By Mat Clothier, CEO, Cloudhouse
Across global industries, the financial services sector is among the most regulated. Ensuring compliance is an increasingly complex undertaking, and firms have not been short of challenges presented by factors such as Brexit laws impacting on the flow of data between the UK and the EU. The introduction of GDPR in 2018 has also had wide-reaching implications in terms of data security and the resulting fines in the case of misuse of information or cyber-attack.
With financial services needing to adapt to a changing landscape, a rapidly emerging piece of the compliance puzzle is the need to address end-of-life systems and upcoming deadlines for end-of-support. This is particularly crucial in the case of server operating systems such as Windows Server 2012, with an end-of-life deadline currently set for 2023. But why is quick reactivity so crucial in this sector, and what do financial services firms need to consider moving forward?
The financial services landscape
Up-to-date operating systems such as Microsoft Windows can assist in providing a general safety net of underlying support, which can help financial services firms meet many regulations and provide the foundation for compliant apps. Persistence with an end-of-life system and failure to update or replace it can leave financial services firms falling foul of these requirements, leading to significant fines from non-compliance or a resulting data breach from a cyber-attack on a known vulnerable system.
The resulting loss of critical data can then have further implications for organisations in terms of inadvertently breaching established supplier agreements and obligations, plus the resulting inefficiencies from extended downtime. In the worst-case scenario, this can ultimately threaten the brand and long-term survival of the business.
With a range of risks that can pose serious challenges, the unique nature of the financial industry can be an additional roadblock to compliance. Strong market competition among financial services firms can lead many in the industry to focus on IT investment to differentiate the business in a crowded sector. While understandably necessary as a tactic to compete, this focus can lead to priorities shifting, resulting in failing to address end-of-life dates early enough.
Like many industries, the financial industry has also been forced to tackle the challenges that have come with its employees working from home due to the Covid-19 pandemic, making it easier for the updating of systems to be put on the backburner and upcoming end-of-life dates to be missed during an extended period of crisis.
Putting end-of-life at front-of-mind
Financial services firms need to identify upcoming end-of-life dates as soon possible, ideally up to three years in advance in many cases. The key from here is ensuring that well-thought through programme is set up and a pathway to compliance is then established, as it's commonly the case that the last 20% of projects to update systems is the trickiest to navigate.

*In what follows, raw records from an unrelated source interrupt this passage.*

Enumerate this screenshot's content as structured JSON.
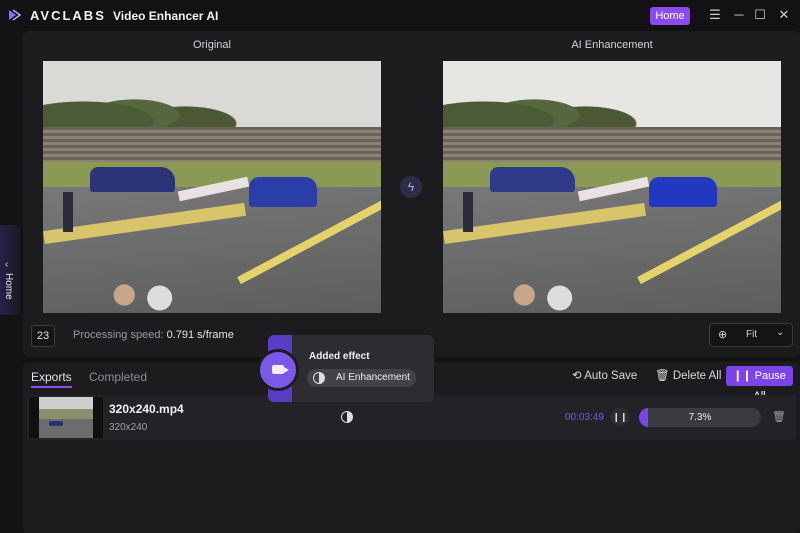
{
  "titlebar": {
    "brand": "AVCLABS",
    "product": "Video Enhancer AI",
    "home_button": "Home",
    "menu_icon": "menu-icon",
    "minimize_icon": "minimize-icon",
    "maximize_icon": "maximize-icon",
    "close_icon": "close-icon"
  },
  "side_tab": {
    "label": "Home"
  },
  "preview": {
    "original_label": "Original",
    "enhanced_label": "AI Enhancement",
    "frame_number": "23",
    "speed_label": "Processing speed:",
    "speed_value": "0.791 s/frame",
    "zoom_value": "Fit"
  },
  "tasks": {
    "tabs": [
      {
        "label": "Exports",
        "active": true
      },
      {
        "label": "Completed",
        "active": false
      }
    ],
    "auto_save": "Auto Save",
    "delete_all": "Delete All",
    "pause_all": "Pause All",
    "rows": [
      {
        "file_name": "320x240.mp4",
        "resolution": "320x240",
        "elapsed": "00:03:49",
        "progress_pct": "7.3%",
        "progress_fraction": 0.073
      }
    ]
  },
  "popup": {
    "title": "Added effect",
    "effect": "AI Enhancement"
  },
  "colors": {
    "accent": "#8a4cf0",
    "background": "#141416",
    "panel": "#1c1c1f"
  }
}
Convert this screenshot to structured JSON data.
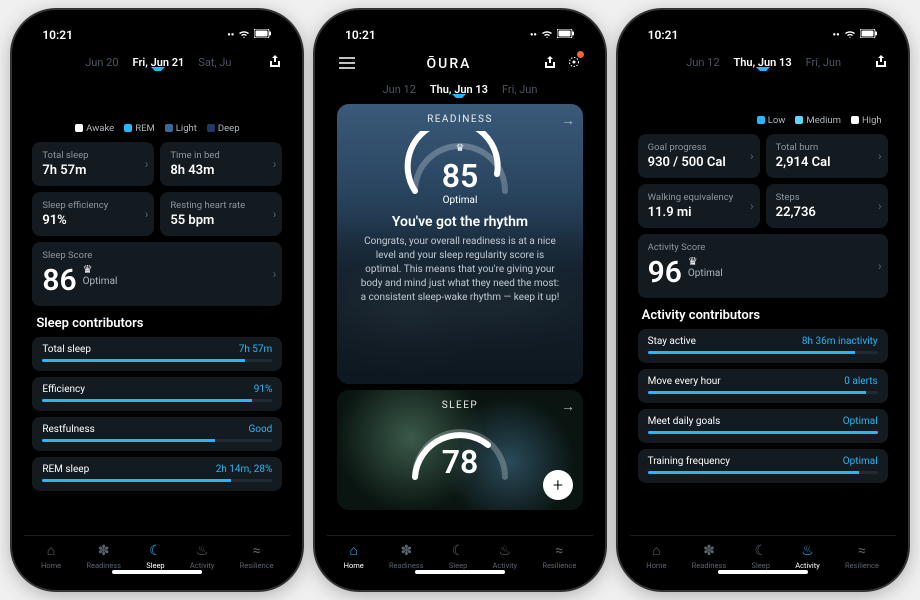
{
  "status": {
    "time": "10:21",
    "signal": "••",
    "wifi": "wifi",
    "battery": "batt"
  },
  "brand": "ŌURA",
  "phone1": {
    "dates": {
      "prev": "Jun 20",
      "active": "Fri, Jun 21",
      "next": "Sat, Ju"
    },
    "legend": [
      {
        "label": "Awake",
        "color": "#ffffff"
      },
      {
        "label": "REM",
        "color": "#2ab6f6"
      },
      {
        "label": "Light",
        "color": "#3a6a9a"
      },
      {
        "label": "Deep",
        "color": "#1e3a6a"
      }
    ],
    "tiles": [
      {
        "label": "Total sleep",
        "value": "7h 57m"
      },
      {
        "label": "Time in bed",
        "value": "8h 43m"
      },
      {
        "label": "Sleep efficiency",
        "value": "91%"
      },
      {
        "label": "Resting heart rate",
        "value": "55 bpm"
      }
    ],
    "score": {
      "label": "Sleep Score",
      "value": "86",
      "status": "Optimal"
    },
    "section": "Sleep contributors",
    "contribs": [
      {
        "label": "Total sleep",
        "value": "7h 57m",
        "pct": 88
      },
      {
        "label": "Efficiency",
        "value": "91%",
        "pct": 91
      },
      {
        "label": "Restfulness",
        "value": "Good",
        "pct": 75
      },
      {
        "label": "REM sleep",
        "value": "2h 14m, 28%",
        "pct": 82
      }
    ],
    "tabs": [
      "Home",
      "Readiness",
      "Sleep",
      "Activity",
      "Resilience"
    ],
    "active_tab": "Sleep"
  },
  "phone2": {
    "dates": {
      "prev": "Jun 12",
      "active": "Thu, Jun 13",
      "next": "Fri, Jun"
    },
    "readiness": {
      "caption": "READINESS",
      "score": "85",
      "status": "Optimal",
      "title": "You've got the rhythm",
      "body": "Congrats, your overall readiness is at a nice level and your sleep regularity score is optimal. This means that you're giving your body and mind just what they need the most: a consistent sleep-wake rhythm — keep it up!"
    },
    "sleep": {
      "caption": "SLEEP",
      "score": "78"
    },
    "tabs": [
      "Home",
      "Readiness",
      "Sleep",
      "Activity",
      "Resilience"
    ],
    "active_tab": "Home"
  },
  "phone3": {
    "dates": {
      "prev": "Jun 12",
      "active": "Thu, Jun 13",
      "next": "Fri, Jun"
    },
    "legend": [
      {
        "label": "Low",
        "color": "#2ab6f6"
      },
      {
        "label": "Medium",
        "color": "#5ad6ff"
      },
      {
        "label": "High",
        "color": "#ffffff"
      }
    ],
    "tiles": [
      {
        "label": "Goal progress",
        "value": "930 / 500 Cal"
      },
      {
        "label": "Total burn",
        "value": "2,914 Cal"
      },
      {
        "label": "Walking equivalency",
        "value": "11.9 mi"
      },
      {
        "label": "Steps",
        "value": "22,736"
      }
    ],
    "score": {
      "label": "Activity Score",
      "value": "96",
      "status": "Optimal"
    },
    "section": "Activity contributors",
    "contribs": [
      {
        "label": "Stay active",
        "value": "8h 36m inactivity",
        "pct": 90
      },
      {
        "label": "Move every hour",
        "value": "0 alerts",
        "pct": 95
      },
      {
        "label": "Meet daily goals",
        "value": "Optimal",
        "pct": 100
      },
      {
        "label": "Training frequency",
        "value": "Optimal",
        "pct": 92
      }
    ],
    "tabs": [
      "Home",
      "Readiness",
      "Sleep",
      "Activity",
      "Resilience"
    ],
    "active_tab": "Activity"
  },
  "tab_icons": {
    "Home": "⌂",
    "Readiness": "✽",
    "Sleep": "☾",
    "Activity": "♨",
    "Resilience": "≈"
  }
}
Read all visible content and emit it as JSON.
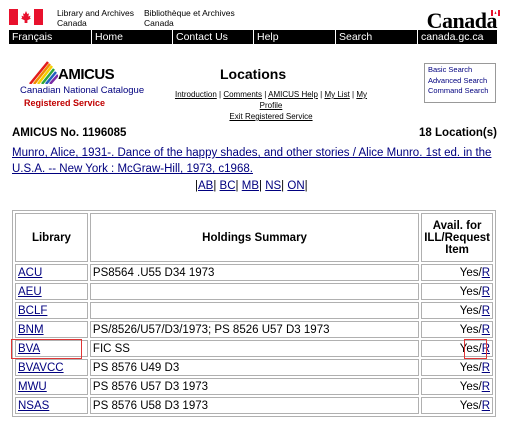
{
  "header": {
    "dept_en": [
      "Library and Archives",
      "Canada"
    ],
    "dept_fr": [
      "Bibliothèque et Archives",
      "Canada"
    ],
    "wordmark": "Canada"
  },
  "nav": [
    "Français",
    "Home",
    "Contact Us",
    "Help",
    "Search",
    "canada.gc.ca"
  ],
  "amicus": {
    "logo_text": "AMICUS",
    "logo_sub": "Canadian National Catalogue",
    "logo_service": "Registered Service",
    "title": "Locations",
    "links": [
      "Introduction",
      "Comments",
      "AMICUS Help",
      "My List",
      "My Profile",
      "Exit Registered Service"
    ],
    "search_links": [
      "Basic Search",
      "Advanced Search",
      "Command Search"
    ]
  },
  "record": {
    "number_label": "AMICUS No. 1196085",
    "location_count": "18 Location(s)",
    "citation": "Munro, Alice, 1931-. Dance of the happy shades, and other stories / Alice Munro. 1st ed. in the U.S.A. -- New York : McGraw-Hill, 1973, c1968.",
    "provinces": [
      "AB",
      "BC",
      "MB",
      "NS",
      "ON"
    ]
  },
  "table": {
    "headers": [
      "Library",
      "Holdings Summary",
      "Avail. for ILL/Request Item"
    ],
    "rows": [
      {
        "library": "ACU",
        "holdings": "PS8564 .U55 D34 1973",
        "avail": "Yes/",
        "request": "R"
      },
      {
        "library": "AEU",
        "holdings": "",
        "avail": "Yes/",
        "request": "R"
      },
      {
        "library": "BCLF",
        "holdings": "",
        "avail": "Yes/",
        "request": "R"
      },
      {
        "library": "BNM",
        "holdings": "PS/8526/U57/D3/1973; PS 8526 U57 D3 1973",
        "avail": "Yes/",
        "request": "R"
      },
      {
        "library": "BVA",
        "holdings": "FIC SS",
        "avail": "Yes/",
        "request": "R"
      },
      {
        "library": "BVAVCC",
        "holdings": "PS 8576 U49 D3",
        "avail": "Yes/",
        "request": "R"
      },
      {
        "library": "MWU",
        "holdings": "PS 8576 U57 D3 1973",
        "avail": "Yes/",
        "request": "R"
      },
      {
        "library": "NSAS",
        "holdings": "PS 8576 U58 D3 1973",
        "avail": "Yes/",
        "request": "R"
      }
    ]
  },
  "colors": {
    "link": "#00007f",
    "flag_red": "#e8112d",
    "highlight": "#e03535"
  }
}
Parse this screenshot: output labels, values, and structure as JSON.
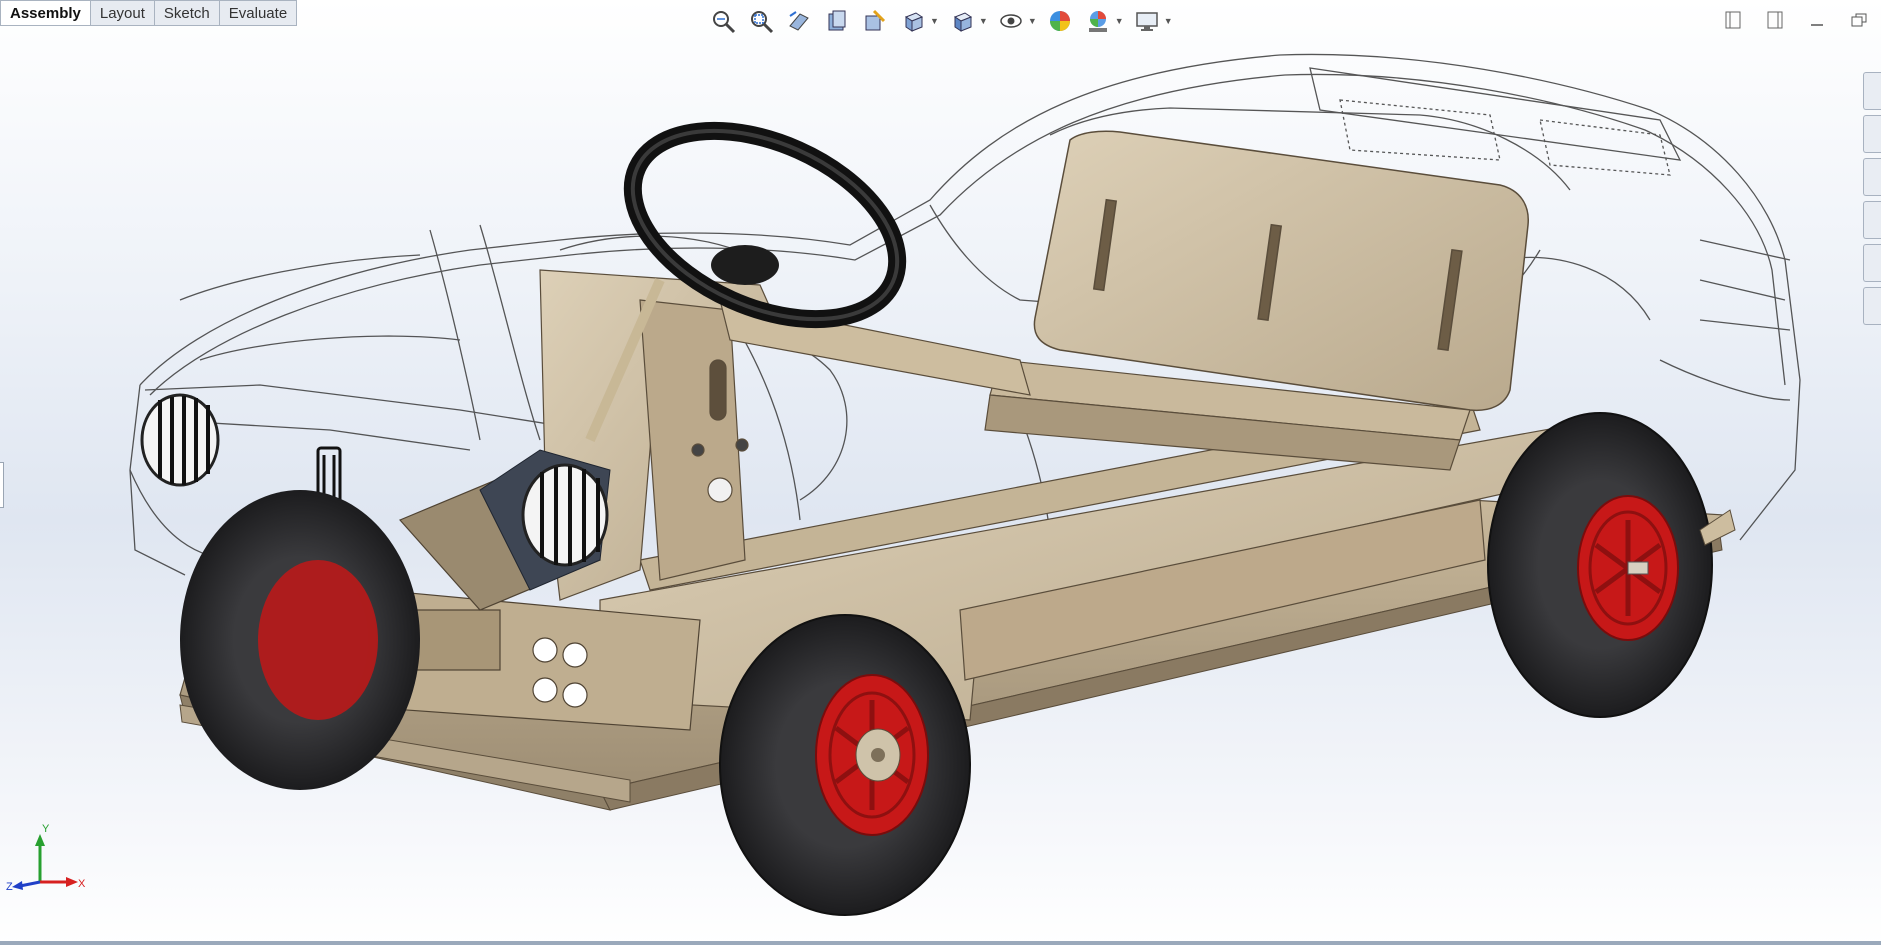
{
  "tabs": [
    {
      "label": "Assembly",
      "active": true
    },
    {
      "label": "Layout",
      "active": false
    },
    {
      "label": "Sketch",
      "active": false
    },
    {
      "label": "Evaluate",
      "active": false
    }
  ],
  "heads_up_toolbar": {
    "icons": [
      "zoom-to-fit-icon",
      "zoom-to-area-icon",
      "previous-view-icon",
      "section-view-icon",
      "dynamic-annotation-icon",
      "view-orientation-icon",
      "display-style-icon",
      "hide-show-items-icon",
      "edit-appearance-icon",
      "apply-scene-icon",
      "view-settings-icon"
    ]
  },
  "window_controls": [
    "tile-left-icon",
    "tile-right-icon",
    "minimize-icon",
    "restore-icon"
  ],
  "triad": {
    "x": "X",
    "y": "Y",
    "z": "Z"
  },
  "colors": {
    "wood": "#cdbfa7",
    "wood_dark": "#a2937b",
    "tire": "#2e2e30",
    "rim": "#c71818",
    "wire": "#3a3a3a",
    "accent_blue": "#2e6fd1"
  }
}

Financial services firms need to view these projects as ones driven by business decisions, not technology. What many need to also remember is that there's no one-size-fits-all approach when it comes to addressing end-of-life. In the case of where a move to a new operating system is needed, some applications can be moved to a more modern platform, but others may struggle due to incompatibility. Tools and expertise can enable firms to determine which apps are likely to successfully make the switch and identify the ones that potentially won't, and help plan for alternative solutions to be implemented to benefit the business.
There may be cases where fully replacing an end-of-life operating system is not viable for the business, potentially due to cost. The expertise and solutions of an external provider can allow the aging system to be protected and updated as best as possible to ensure it continues to meet the technology and regulatory requirements of the business. This means that organisations can avoid the back-to-front approach of investing heavily in completely replacing a system to a new version just so it can provide the same tools as it did before.
Keeping pace with technological change
The pace of technological change means that patches, feature updates and version updates are an almost constant occurrence across industries. What is new today is legacy tomorrow, so it's crucial for financial services firms to monitor their systems and ensure that they're aware of changes in advance of when they happen.
Partnership with the right external expertise can help firms to keep a more comprehensive record of changes that have been made to systems, allowing greater visibility and clarity for regulators, preventing systems from gradually drifting away from their desired state as updates are made. Doing so can also allow firms to have greater clarity of system end-of-life dates, enabling them to remain in control of their compliance with financial regulations and avoid the potential risks of failing to act.